Verywell Health uses only high-quality sources, including peer-reviewed studies, to support the facts within our articles. Read our editorial process to learn more about how we fact-check and keep our content accurate, reliable, and trustworthy.
  1. Kaneko Kiyoko, Aoyagi Yasuo, Fukuuchi Tomoko, Inazawa Katsunori, Yamaoka Noriko. Total purine and purine base content of common foodstuffs for facilitating nutritional therapy for gout and hyperuricemiaBiological ^|^ Pharmaceutical Bulletin. 2014;37(5):709-721. doi:10.1248/bpb.b13-00967.x

  2. The Arthritis Foundation. Gout Diet: Dos and Don'ts.

  3. The American Diabetes Association. What Superfoods are Good for Diabetes?

  4. The Food and Drug Administration. Advice About Eating Fish.

  5. FoodData Central. U.S. Department of Agriculture. Fish, Tuna, Light, Canned in Water, Without Salt, Drained Solids.

  6. Wu Beiwen, Rosalind Janet M, Haytowitz David B, Pehrsson Pamela R, Ershowc Abby G. Availability and quality of published data on the purine content of foods, alcoholic beverages, and dietary supplements. Journal of Food Composition and Analysis. 2019;84:103281. doi:10.1016/j.jfca.2019.103281.x

  7. FoodData Central. U.S. Department of Agriculture. Fish, Tuna, Fresh, Yellowfin, Raw.

  8. Ren Z, Huang C, Momma H, Cui Y, Sugiyama S, Niu K, Nagatomi R. The consumption of fish cooked by different methods was related to the risk of hyperuricemia in Japanese adults: A 3-year follow-up studyNutrition, Metabolism and Cardiovascular Diseases. 2016;26(9):778-785. doi:10.1016/j.numecd.2016.05.009.x

  9. U.S. Food & Drug Administration (FDA). Mercury Levels in Commercial Fish and Shellfish (1990 - 2012).

By Michelle Pugle
Michelle Pugle, BA, MA, is an expert health writer with nearly a decade of contributing accurate and accessible health news and information to authority websites and print magazines.

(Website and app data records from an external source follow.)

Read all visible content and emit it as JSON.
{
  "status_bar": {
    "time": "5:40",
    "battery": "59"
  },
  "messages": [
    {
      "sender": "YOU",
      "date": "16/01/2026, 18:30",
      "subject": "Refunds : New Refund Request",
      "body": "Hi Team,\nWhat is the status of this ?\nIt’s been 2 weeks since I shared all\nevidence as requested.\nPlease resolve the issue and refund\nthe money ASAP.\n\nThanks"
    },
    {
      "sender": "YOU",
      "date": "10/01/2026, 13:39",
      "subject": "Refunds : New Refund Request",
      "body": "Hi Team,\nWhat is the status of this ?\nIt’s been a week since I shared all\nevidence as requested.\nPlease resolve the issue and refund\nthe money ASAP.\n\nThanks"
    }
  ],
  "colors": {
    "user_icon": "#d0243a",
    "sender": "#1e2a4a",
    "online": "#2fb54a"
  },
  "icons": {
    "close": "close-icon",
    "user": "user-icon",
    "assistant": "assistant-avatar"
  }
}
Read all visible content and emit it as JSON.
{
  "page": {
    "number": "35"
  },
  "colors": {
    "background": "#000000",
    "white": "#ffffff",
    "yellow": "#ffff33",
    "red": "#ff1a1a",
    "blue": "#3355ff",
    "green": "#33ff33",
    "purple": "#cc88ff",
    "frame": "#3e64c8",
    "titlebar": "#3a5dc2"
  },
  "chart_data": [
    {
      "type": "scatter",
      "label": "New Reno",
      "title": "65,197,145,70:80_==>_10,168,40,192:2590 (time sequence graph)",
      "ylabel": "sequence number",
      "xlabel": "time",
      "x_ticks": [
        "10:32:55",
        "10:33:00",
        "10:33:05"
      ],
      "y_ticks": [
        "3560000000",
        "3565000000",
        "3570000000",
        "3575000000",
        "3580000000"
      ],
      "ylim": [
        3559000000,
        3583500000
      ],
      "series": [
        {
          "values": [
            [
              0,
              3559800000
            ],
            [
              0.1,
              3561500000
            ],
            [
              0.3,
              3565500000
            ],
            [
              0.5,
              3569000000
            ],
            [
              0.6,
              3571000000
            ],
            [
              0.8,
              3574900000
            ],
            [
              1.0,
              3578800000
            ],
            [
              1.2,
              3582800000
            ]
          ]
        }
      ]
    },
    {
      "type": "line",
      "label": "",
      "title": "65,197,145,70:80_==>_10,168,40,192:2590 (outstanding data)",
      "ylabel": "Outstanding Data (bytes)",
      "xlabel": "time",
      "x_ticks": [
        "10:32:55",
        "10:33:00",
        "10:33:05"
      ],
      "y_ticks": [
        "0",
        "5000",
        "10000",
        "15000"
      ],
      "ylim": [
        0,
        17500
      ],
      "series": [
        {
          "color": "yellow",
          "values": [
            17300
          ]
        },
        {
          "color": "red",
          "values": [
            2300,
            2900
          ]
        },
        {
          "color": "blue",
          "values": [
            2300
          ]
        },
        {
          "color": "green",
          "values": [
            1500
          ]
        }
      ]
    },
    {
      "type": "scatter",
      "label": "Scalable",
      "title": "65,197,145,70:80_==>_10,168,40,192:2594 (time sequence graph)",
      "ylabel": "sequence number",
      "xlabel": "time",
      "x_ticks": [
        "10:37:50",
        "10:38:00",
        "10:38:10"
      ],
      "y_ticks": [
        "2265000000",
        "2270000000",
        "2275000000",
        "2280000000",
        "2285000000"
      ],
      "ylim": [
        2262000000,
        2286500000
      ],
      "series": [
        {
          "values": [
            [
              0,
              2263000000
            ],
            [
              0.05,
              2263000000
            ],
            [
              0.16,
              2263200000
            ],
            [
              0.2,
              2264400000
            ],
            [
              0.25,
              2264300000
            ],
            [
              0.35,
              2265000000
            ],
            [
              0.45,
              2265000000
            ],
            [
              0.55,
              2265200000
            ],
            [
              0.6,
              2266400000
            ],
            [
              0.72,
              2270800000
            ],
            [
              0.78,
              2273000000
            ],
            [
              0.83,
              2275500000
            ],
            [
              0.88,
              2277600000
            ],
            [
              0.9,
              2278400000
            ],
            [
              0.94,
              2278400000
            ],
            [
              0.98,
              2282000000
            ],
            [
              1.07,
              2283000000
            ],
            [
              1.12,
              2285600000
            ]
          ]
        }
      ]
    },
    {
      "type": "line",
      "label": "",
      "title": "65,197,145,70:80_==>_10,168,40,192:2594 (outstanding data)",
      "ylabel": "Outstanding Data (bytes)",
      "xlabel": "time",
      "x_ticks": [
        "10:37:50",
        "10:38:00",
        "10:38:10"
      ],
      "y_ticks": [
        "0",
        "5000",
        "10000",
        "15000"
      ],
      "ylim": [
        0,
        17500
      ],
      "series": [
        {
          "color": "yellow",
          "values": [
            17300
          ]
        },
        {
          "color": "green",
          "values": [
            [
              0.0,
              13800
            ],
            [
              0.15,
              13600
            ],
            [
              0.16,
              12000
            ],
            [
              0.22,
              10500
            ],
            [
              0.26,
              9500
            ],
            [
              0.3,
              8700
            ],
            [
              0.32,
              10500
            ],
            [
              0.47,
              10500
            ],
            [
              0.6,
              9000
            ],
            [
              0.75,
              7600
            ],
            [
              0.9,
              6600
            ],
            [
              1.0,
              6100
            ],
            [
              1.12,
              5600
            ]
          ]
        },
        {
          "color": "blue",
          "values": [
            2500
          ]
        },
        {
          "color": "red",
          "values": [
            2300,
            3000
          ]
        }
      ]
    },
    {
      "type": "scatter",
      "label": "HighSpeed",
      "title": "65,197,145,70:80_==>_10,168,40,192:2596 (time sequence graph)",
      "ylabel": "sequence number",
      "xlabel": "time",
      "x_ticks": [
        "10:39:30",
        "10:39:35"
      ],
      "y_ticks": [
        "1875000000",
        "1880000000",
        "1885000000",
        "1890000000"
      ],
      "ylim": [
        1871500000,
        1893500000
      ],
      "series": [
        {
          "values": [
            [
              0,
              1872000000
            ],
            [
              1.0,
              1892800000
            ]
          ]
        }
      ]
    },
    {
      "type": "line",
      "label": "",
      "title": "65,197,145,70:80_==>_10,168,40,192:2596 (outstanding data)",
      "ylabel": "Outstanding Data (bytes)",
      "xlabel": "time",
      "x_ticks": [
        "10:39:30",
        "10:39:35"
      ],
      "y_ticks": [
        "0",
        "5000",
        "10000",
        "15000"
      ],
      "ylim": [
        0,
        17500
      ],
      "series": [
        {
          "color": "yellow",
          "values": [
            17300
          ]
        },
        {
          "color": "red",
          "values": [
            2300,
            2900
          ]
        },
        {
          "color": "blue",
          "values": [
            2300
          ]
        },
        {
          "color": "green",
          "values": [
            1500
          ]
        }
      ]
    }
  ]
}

Her work focuses on lifestyle management, chronic illness, and mental health. Michelle is the author of Ana, Mia & Me: A Memoir From an Anorexic Teen Mind.